## WORK TO COMPLETE
Going through the data below, copy out each line where the word "ring" shows up.

Page and application data records
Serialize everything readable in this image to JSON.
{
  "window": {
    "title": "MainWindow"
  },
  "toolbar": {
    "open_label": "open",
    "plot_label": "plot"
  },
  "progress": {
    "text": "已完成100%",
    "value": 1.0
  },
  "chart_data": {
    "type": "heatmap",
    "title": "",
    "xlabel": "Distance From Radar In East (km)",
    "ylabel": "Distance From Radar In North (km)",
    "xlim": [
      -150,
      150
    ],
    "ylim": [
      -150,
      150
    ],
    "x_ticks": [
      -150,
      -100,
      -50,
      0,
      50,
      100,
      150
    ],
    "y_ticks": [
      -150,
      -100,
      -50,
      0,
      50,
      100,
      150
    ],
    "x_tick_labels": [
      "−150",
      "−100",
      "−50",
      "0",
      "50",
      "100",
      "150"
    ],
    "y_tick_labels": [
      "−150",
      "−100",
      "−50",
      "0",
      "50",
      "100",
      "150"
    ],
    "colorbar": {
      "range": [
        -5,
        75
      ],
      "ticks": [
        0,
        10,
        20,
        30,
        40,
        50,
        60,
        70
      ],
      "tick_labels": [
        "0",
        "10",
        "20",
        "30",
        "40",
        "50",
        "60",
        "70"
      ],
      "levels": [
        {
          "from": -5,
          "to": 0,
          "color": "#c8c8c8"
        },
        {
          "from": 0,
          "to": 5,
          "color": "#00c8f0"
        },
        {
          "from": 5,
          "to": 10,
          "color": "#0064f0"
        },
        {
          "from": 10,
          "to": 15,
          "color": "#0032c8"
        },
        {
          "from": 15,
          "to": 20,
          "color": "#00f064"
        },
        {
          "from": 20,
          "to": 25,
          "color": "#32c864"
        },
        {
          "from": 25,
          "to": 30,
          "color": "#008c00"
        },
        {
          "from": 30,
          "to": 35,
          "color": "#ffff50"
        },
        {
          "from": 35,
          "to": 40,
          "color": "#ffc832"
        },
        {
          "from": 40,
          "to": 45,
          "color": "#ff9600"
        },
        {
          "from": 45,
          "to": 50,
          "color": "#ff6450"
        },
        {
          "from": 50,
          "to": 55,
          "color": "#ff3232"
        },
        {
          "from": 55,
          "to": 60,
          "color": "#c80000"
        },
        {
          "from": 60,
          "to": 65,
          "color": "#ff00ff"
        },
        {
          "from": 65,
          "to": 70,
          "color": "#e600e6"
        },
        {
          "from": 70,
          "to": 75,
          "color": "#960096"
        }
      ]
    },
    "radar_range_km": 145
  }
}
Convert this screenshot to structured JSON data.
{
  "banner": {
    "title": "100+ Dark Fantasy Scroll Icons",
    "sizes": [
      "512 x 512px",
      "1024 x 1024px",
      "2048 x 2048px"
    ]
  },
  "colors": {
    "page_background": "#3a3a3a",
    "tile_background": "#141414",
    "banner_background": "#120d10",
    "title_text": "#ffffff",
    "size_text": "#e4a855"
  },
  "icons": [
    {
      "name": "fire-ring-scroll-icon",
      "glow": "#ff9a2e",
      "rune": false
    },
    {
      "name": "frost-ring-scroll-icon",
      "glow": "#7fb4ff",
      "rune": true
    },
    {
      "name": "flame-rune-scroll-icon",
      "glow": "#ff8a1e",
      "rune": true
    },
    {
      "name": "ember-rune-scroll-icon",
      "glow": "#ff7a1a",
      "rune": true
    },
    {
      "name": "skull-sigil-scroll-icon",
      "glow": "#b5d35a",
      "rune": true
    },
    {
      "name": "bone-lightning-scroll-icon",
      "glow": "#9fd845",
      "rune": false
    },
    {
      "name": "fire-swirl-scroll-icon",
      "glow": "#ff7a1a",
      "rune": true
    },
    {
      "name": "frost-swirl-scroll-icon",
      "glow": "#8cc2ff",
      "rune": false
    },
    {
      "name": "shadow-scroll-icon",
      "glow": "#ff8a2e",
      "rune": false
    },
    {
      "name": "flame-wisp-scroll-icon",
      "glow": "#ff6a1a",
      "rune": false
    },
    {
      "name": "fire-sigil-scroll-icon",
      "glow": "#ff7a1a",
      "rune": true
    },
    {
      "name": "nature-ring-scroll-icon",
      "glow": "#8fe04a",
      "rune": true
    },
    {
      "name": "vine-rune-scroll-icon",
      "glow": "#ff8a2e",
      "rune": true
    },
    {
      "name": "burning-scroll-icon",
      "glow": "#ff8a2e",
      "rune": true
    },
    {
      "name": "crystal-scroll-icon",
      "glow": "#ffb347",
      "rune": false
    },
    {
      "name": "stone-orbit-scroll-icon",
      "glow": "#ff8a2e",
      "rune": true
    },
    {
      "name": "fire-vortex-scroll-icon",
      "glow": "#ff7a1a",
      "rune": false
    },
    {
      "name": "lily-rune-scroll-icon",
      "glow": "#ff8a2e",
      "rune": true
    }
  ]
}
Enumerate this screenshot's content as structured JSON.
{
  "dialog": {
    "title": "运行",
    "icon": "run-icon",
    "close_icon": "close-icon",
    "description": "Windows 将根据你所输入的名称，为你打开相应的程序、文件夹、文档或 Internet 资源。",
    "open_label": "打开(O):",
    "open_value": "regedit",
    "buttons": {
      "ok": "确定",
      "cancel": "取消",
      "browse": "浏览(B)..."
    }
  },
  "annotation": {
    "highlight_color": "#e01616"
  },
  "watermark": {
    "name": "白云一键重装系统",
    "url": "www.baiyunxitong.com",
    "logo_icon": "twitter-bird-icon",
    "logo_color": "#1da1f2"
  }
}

## SOLUTION TO THE EXERCISE
      "name": "fire-ring-scroll-icon",
      "name": "frost-ring-scroll-icon",
      "name": "nature-ring-scroll-icon",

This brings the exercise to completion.